Windmill reiterated that even Dr Goldsmith, a noted healthcare expert and analyst, thought it was not advisable to move forward with an LLP change in the current healthcare environment. “If it moves the profession forward, great. But we just don’t want to take the risks…” said Windmill. “We do not want unintended consequences. [Dr Bray] is absolutely correct: salaries [and educational expenses] are not aligned, but limited licensing practitioner status doesn’t guarantee that it comes in line.”
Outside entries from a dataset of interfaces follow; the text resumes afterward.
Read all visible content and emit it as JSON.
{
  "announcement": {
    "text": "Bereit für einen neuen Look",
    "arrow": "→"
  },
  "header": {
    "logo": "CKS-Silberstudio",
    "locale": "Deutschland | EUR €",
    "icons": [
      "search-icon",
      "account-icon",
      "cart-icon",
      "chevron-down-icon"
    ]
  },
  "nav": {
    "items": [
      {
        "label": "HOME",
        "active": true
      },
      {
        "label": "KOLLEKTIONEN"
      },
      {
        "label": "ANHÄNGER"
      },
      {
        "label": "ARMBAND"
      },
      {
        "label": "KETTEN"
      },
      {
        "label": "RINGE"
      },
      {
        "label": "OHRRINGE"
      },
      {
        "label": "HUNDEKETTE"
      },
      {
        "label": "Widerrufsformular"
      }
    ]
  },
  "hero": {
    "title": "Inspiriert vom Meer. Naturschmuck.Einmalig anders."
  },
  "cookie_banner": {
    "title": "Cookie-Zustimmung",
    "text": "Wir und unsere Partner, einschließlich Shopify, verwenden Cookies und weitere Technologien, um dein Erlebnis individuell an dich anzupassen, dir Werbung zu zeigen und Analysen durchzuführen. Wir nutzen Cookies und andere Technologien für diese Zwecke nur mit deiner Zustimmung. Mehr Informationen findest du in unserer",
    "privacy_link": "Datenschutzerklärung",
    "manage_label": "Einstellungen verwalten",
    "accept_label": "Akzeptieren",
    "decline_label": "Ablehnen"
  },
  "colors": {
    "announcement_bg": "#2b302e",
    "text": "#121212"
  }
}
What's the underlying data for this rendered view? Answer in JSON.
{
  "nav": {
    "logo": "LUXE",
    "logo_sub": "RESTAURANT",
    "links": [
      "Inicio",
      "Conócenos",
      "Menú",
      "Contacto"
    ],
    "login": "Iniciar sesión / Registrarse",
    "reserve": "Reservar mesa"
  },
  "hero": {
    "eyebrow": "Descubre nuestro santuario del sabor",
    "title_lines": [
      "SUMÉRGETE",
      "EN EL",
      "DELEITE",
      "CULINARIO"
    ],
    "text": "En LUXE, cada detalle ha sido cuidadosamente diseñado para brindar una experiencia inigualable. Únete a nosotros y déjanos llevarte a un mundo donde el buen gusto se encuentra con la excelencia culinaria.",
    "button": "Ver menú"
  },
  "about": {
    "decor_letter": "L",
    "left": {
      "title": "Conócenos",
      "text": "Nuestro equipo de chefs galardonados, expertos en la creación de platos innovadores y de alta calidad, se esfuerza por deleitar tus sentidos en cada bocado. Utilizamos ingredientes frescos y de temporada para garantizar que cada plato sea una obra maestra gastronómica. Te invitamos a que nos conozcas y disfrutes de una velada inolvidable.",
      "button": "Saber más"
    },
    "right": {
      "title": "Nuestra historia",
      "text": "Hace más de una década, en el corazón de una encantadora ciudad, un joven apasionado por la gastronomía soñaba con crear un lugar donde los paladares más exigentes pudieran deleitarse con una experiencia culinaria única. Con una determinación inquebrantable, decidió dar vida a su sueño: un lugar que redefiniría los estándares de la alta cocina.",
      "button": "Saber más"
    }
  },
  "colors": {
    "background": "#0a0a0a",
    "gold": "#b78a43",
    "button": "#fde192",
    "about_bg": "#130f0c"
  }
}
Probably as much as any other organization, AAA has made gaining direct access for Medicare patients to audiology its highest legislative priority and devoted a lot of its resources toward that goal. However, it appears (at least for now) that the AAA Board of Directors is not willing to endorse it at the risk of sacrificing greater professional autonomy and/or potentially unsustainable levels of reimbursement in the current healthcare and legislative environment.

ADA responds to AAA Membership Meeting. The Academy of Doctors of Audiology (ADA) issued a statement reiterating that it believes that constructive collaboration requires an accurate exchange of information. The ADA’s statement went on to say:

Inaccurate statements were made during the American Academy of Audiology (AAA) Membership Meeting, which may have led to confusion regarding ADA and AAA exchanges on the Audiology Patient Choice Act. ADA neither infers nor attributes any intent to these misstatements; ADA would merely like to correct the record to ensure that accurate information is disseminated.

As documented by the Facebook Live stream of the AAA Member Meeting, Dr Ian Windmill stated that AAA leadership had presented ADA with a compromise to the Audiology Patient Choice Act and asserted that AAA is waiting on ADA for a response to that proposal.

While AAA and ADA leadership had the opportunity to engage in a short, high-level, informal discussion, AAA has not provided ADA or its leaders with a formal, written legislative compromise for consideration. Should ADA receive a specific proposal requesting changes to the Audiology Patient Choice Act, ADA members will be notified.

ADA encourages thoughtful and transparent dialogue regarding the Audiology Patient Choice Act and its impact on audiology and patient care, and we appreciate the opportunity to engage all stakeholders on the impact of this important initiative.

For more on the AAA 2108 Convention, click here.